The Skills Training Vocational Education Project supports the Nigeria’s poverty-reduction initiative, which seeks to expand access to basic non-formal skills. In particular, the project will encourage more women, as well as disadvantaged marginalised groups, to access opportunities.
The Capita Symonds design team visited existing colleges in Nigeria, researching the environment and local construction methods as well as the availability of local materials, before embarking on the development of a sustainable design concept.
Local professionals collaborated with Capita Symonds, which uses the Capita Norman + Dawbarn name in Nigeria, throughout the pre-contract stages and the same people are now continuing with contract administration and construction supervision services.
The brief required every campus above to be expanded to increase the intake of students on average to between 1,200–1,500 residential students except for two rural colleges which would be expanded to 300 day students. All teaching buildings have been designed as flexible units that can be adapted to multipurpose use and can fit into any of the existing campuses either as infill development or new complexes.
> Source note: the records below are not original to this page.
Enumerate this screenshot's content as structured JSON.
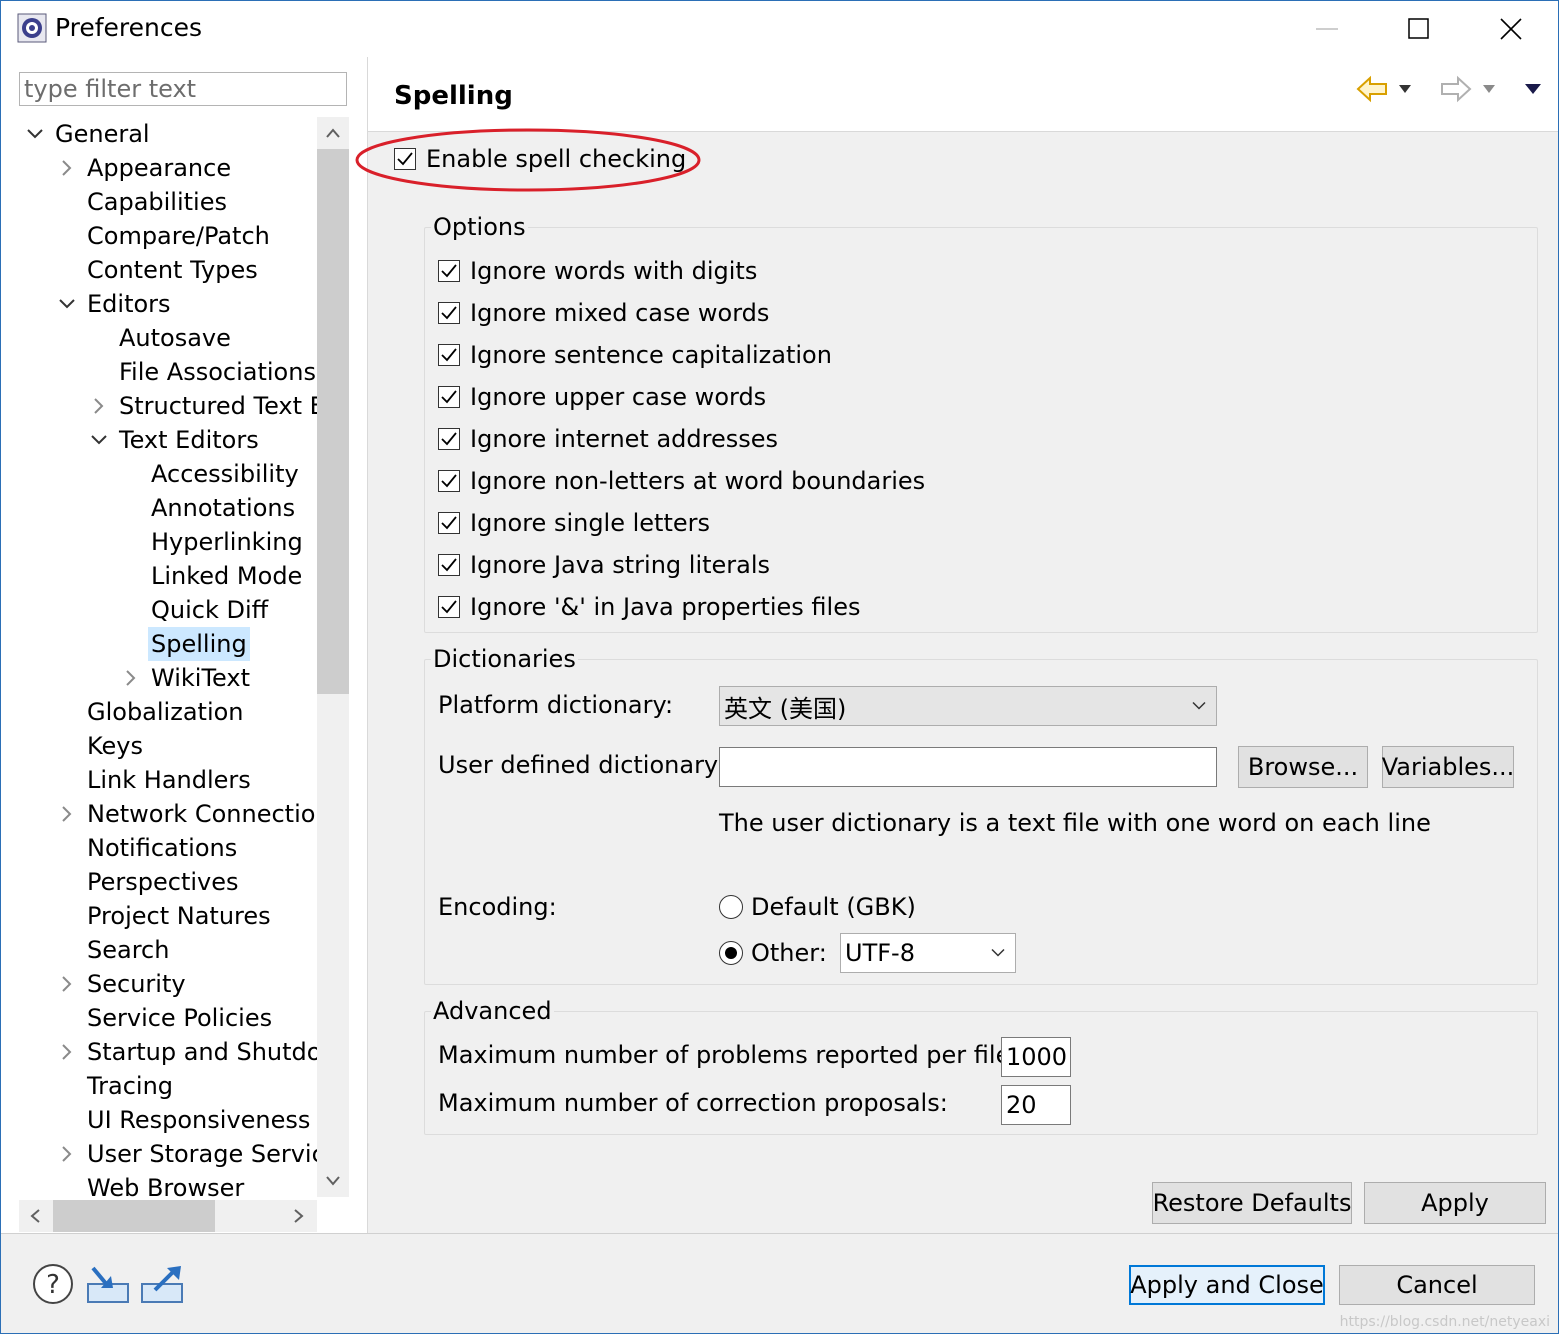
{
  "window": {
    "title": "Preferences"
  },
  "filter": {
    "placeholder": "type filter text",
    "value": ""
  },
  "tree": {
    "items": [
      {
        "label": "General",
        "level": 0,
        "twisty": "expanded"
      },
      {
        "label": "Appearance",
        "level": 1,
        "twisty": "collapsed"
      },
      {
        "label": "Capabilities",
        "level": 1,
        "twisty": ""
      },
      {
        "label": "Compare/Patch",
        "level": 1,
        "twisty": ""
      },
      {
        "label": "Content Types",
        "level": 1,
        "twisty": ""
      },
      {
        "label": "Editors",
        "level": 1,
        "twisty": "expanded"
      },
      {
        "label": "Autosave",
        "level": 2,
        "twisty": ""
      },
      {
        "label": "File Associations",
        "level": 2,
        "twisty": ""
      },
      {
        "label": "Structured Text E",
        "level": 2,
        "twisty": "collapsed"
      },
      {
        "label": "Text Editors",
        "level": 2,
        "twisty": "expanded"
      },
      {
        "label": "Accessibility",
        "level": 3,
        "twisty": ""
      },
      {
        "label": "Annotations",
        "level": 3,
        "twisty": ""
      },
      {
        "label": "Hyperlinking",
        "level": 3,
        "twisty": ""
      },
      {
        "label": "Linked Mode",
        "level": 3,
        "twisty": ""
      },
      {
        "label": "Quick Diff",
        "level": 3,
        "twisty": ""
      },
      {
        "label": "Spelling",
        "level": 3,
        "twisty": "",
        "selected": true
      },
      {
        "label": "WikiText",
        "level": 3,
        "twisty": "collapsed"
      },
      {
        "label": "Globalization",
        "level": 1,
        "twisty": ""
      },
      {
        "label": "Keys",
        "level": 1,
        "twisty": ""
      },
      {
        "label": "Link Handlers",
        "level": 1,
        "twisty": ""
      },
      {
        "label": "Network Connectior",
        "level": 1,
        "twisty": "collapsed"
      },
      {
        "label": "Notifications",
        "level": 1,
        "twisty": ""
      },
      {
        "label": "Perspectives",
        "level": 1,
        "twisty": ""
      },
      {
        "label": "Project Natures",
        "level": 1,
        "twisty": ""
      },
      {
        "label": "Search",
        "level": 1,
        "twisty": ""
      },
      {
        "label": "Security",
        "level": 1,
        "twisty": "collapsed"
      },
      {
        "label": "Service Policies",
        "level": 1,
        "twisty": ""
      },
      {
        "label": "Startup and Shutdov",
        "level": 1,
        "twisty": "collapsed"
      },
      {
        "label": "Tracing",
        "level": 1,
        "twisty": ""
      },
      {
        "label": "UI Responsiveness M",
        "level": 1,
        "twisty": ""
      },
      {
        "label": "User Storage Service",
        "level": 1,
        "twisty": "collapsed"
      },
      {
        "label": "Web Browser",
        "level": 1,
        "twisty": ""
      }
    ]
  },
  "page": {
    "title": "Spelling",
    "enable_label": "Enable spell checking",
    "enable_checked": true,
    "highlight_color": "#d9202a"
  },
  "options": {
    "title": "Options",
    "items": [
      {
        "label": "Ignore words with digits",
        "checked": true
      },
      {
        "label": "Ignore mixed case words",
        "checked": true
      },
      {
        "label": "Ignore sentence capitalization",
        "checked": true
      },
      {
        "label": "Ignore upper case words",
        "checked": true
      },
      {
        "label": "Ignore internet addresses",
        "checked": true
      },
      {
        "label": "Ignore non-letters at word boundaries",
        "checked": true
      },
      {
        "label": "Ignore single letters",
        "checked": true
      },
      {
        "label": "Ignore Java string literals",
        "checked": true
      },
      {
        "label": "Ignore '&' in Java properties files",
        "checked": true
      }
    ]
  },
  "dictionaries": {
    "title": "Dictionaries",
    "platform_label": "Platform dictionary:",
    "platform_value": "英文 (美国)",
    "user_label": "User defined dictionary:",
    "user_value": "",
    "browse_label": "Browse...",
    "variables_label": "Variables...",
    "hint": "The user dictionary is a text file with one word on each line",
    "encoding_label": "Encoding:",
    "default_encoding_label": "Default (GBK)",
    "other_label": "Other:",
    "other_value": "UTF-8",
    "selected_encoding": "other"
  },
  "advanced": {
    "title": "Advanced",
    "max_problems_label": "Maximum number of problems reported per file:",
    "max_problems_value": "1000",
    "max_proposals_label": "Maximum number of correction proposals:",
    "max_proposals_value": "20"
  },
  "buttons": {
    "restore_defaults": "Restore Defaults",
    "apply": "Apply",
    "apply_and_close": "Apply and Close",
    "cancel": "Cancel"
  },
  "icons": {
    "app": "eclipse-icon",
    "help": "help-icon",
    "import": "import-icon",
    "export": "export-icon",
    "back": "back-arrow-icon",
    "forward": "forward-arrow-icon",
    "menu": "view-menu-icon"
  },
  "watermark": "https://blog.csdn.net/netyeaxi"
}
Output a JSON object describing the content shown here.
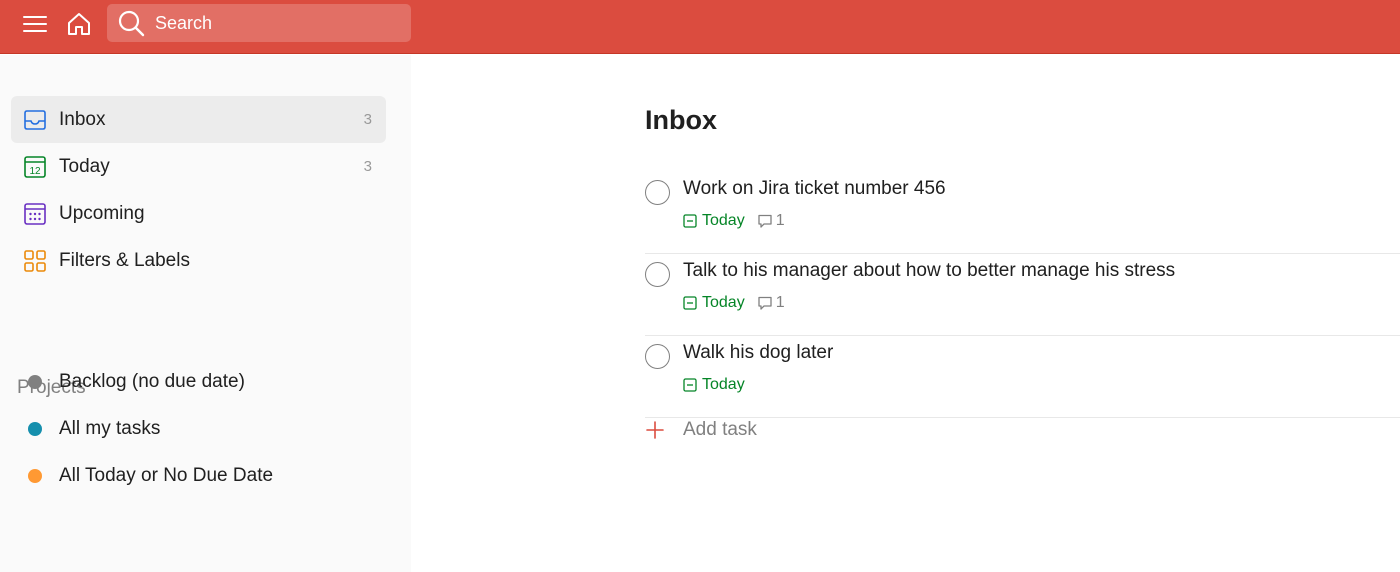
{
  "topbar": {
    "search_placeholder": "Search",
    "icons": [
      "menu-icon",
      "home-icon",
      "search-icon"
    ],
    "color": "#db4c3f"
  },
  "sidebar": {
    "items": [
      {
        "label": "Inbox",
        "count": "3",
        "icon": "inbox-icon",
        "active": true
      },
      {
        "label": "Today",
        "count": "3",
        "icon": "calendar-today-icon"
      },
      {
        "label": "Upcoming",
        "count": "",
        "icon": "calendar-upcoming-icon"
      },
      {
        "label": "Filters & Labels",
        "count": "",
        "icon": "filters-labels-icon"
      }
    ],
    "projects_title": "Projects",
    "projects": [
      {
        "label": "Backlog (no due date)",
        "color": "#808080"
      },
      {
        "label": "All my tasks",
        "color": "#158fad"
      },
      {
        "label": "All Today or No Due Date",
        "color": "#ff9933"
      }
    ]
  },
  "main": {
    "title": "Inbox",
    "tasks": [
      {
        "name": "Work on Jira ticket number 456",
        "due": "Today",
        "comments": "1"
      },
      {
        "name": "Talk to his manager about how to better manage his stress",
        "due": "Today",
        "comments": "1"
      },
      {
        "name": "Walk his dog later",
        "due": "Today",
        "comments": ""
      }
    ],
    "add_task_label": "Add task"
  },
  "colors": {
    "accent": "#db4c3f",
    "due_green": "#058527",
    "inbox_blue": "#246fe0",
    "today_green": "#058527",
    "upcoming_purple": "#692fc2",
    "filters_orange": "#eb8909"
  }
}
An environmental study was completed and the results informed the masterplanning as well as the structural form of the individual building to maximise the potential for cross ventilation and ensure that comfortable conditions are maintained. The environmental study in turn informed the architectural design approach, whose key objectives included simple and repetitive construction providing cost effective solutions.
“The key thing about the project is that it is highly sustainable,” said Andrew Pryke. “The walling is made of compressed stabilised soil blocks manufactured on site using a mix consisting of 8% cement and 92% compacted laterite, almost like rammed earth. The majority of construction is to be done by semiskilled labour. It’s getting people employed and trained on the job.”